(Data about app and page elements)
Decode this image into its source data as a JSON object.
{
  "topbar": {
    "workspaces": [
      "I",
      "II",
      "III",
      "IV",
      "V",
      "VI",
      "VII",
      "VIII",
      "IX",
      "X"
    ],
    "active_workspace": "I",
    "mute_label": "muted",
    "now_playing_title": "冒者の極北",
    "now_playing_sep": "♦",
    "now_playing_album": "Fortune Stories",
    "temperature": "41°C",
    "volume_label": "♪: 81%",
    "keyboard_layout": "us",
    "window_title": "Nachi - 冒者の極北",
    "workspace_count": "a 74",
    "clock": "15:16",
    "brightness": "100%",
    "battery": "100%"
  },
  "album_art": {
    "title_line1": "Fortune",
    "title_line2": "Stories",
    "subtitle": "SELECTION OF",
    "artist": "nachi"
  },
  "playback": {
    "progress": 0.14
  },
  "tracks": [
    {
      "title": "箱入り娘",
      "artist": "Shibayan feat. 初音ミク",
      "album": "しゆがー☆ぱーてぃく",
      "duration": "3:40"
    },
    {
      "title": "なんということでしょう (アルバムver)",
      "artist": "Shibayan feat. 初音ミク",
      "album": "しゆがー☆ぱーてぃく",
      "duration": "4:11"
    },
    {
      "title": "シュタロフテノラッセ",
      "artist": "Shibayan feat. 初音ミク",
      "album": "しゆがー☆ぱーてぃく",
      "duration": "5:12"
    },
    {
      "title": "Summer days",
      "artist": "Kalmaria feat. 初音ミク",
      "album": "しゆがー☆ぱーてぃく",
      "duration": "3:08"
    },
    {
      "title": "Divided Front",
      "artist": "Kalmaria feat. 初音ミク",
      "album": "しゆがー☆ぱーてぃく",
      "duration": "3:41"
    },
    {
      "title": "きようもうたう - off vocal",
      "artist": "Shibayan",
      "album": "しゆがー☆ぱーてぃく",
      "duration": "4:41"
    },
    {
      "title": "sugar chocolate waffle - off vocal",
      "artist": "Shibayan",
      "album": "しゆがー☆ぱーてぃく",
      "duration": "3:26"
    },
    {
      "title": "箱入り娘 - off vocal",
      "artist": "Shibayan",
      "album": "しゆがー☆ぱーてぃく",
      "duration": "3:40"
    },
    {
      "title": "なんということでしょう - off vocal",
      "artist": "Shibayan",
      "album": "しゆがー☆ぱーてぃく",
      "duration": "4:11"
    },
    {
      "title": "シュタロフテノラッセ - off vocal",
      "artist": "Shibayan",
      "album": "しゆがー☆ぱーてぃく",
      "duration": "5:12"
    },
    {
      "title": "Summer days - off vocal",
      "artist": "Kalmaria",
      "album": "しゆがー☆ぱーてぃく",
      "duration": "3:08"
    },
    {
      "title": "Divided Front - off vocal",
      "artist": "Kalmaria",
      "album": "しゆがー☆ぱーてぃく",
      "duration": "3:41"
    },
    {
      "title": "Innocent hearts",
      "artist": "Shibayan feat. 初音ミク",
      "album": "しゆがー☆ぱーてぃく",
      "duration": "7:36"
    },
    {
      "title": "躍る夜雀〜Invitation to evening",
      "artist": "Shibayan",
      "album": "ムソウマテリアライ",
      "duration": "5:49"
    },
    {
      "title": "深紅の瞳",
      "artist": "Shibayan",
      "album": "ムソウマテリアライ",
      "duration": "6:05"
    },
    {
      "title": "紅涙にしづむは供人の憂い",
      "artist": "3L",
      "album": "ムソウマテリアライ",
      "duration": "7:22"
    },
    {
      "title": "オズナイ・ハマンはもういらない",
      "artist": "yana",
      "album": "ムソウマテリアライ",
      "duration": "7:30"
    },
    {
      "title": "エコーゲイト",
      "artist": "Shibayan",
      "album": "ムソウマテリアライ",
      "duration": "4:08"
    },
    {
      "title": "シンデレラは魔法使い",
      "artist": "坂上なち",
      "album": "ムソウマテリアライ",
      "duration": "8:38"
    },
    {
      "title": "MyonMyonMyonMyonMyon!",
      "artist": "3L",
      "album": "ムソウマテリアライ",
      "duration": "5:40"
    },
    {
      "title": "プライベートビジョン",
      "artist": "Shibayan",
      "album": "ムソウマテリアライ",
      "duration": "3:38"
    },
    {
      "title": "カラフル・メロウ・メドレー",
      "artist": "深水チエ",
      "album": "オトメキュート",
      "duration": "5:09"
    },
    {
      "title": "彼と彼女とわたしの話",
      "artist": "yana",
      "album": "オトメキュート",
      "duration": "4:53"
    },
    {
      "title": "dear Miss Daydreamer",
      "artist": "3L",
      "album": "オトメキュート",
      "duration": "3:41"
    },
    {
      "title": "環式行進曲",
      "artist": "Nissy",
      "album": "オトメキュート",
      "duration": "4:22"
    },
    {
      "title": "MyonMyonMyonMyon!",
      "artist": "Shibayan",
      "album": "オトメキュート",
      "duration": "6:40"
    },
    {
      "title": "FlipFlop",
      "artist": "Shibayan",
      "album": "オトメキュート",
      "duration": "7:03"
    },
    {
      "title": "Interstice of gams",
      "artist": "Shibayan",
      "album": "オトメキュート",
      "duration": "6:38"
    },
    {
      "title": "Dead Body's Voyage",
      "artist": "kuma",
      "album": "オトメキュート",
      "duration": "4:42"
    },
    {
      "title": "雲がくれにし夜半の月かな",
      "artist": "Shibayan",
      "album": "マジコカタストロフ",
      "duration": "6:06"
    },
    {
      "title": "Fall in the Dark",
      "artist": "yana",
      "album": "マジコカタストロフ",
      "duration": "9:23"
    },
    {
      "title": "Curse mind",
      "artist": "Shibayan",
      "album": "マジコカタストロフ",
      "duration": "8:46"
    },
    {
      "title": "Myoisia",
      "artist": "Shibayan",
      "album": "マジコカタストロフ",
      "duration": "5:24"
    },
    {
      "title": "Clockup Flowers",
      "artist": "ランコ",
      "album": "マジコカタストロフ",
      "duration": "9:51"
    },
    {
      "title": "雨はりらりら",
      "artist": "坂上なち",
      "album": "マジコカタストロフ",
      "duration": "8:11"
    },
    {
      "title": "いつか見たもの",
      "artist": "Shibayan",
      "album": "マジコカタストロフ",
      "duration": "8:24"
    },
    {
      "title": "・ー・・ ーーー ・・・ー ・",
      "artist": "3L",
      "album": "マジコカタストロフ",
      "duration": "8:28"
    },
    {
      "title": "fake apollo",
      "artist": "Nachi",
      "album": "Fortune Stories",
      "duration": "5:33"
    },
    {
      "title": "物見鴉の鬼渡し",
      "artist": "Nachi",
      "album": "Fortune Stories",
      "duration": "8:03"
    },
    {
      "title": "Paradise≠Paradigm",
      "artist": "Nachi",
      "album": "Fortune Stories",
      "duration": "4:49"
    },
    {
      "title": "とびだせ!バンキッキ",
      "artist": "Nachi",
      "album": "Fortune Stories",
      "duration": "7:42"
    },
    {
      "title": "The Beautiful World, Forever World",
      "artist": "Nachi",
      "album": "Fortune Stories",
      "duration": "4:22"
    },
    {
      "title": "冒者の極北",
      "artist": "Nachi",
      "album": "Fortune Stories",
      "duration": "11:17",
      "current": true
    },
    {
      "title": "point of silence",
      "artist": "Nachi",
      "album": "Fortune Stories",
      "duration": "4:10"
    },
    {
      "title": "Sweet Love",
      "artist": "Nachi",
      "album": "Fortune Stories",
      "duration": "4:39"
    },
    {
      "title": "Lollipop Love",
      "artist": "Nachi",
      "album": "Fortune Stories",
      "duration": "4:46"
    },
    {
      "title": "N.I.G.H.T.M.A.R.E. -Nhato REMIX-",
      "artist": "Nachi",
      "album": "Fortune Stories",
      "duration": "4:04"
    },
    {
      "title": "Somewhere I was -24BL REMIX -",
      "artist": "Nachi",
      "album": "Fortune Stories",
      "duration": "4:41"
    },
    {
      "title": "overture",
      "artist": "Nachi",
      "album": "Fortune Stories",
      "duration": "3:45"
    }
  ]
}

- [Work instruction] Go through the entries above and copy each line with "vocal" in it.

- [The answer]
      "title": "きようもうたう - off vocal",
      "title": "sugar chocolate waffle - off vocal",
      "title": "箱入り娘 - off vocal",
      "title": "なんということでしょう - off vocal",
      "title": "シュタロフテノラッセ - off vocal",
      "title": "Summer days - off vocal",
      "title": "Divided Front - off vocal",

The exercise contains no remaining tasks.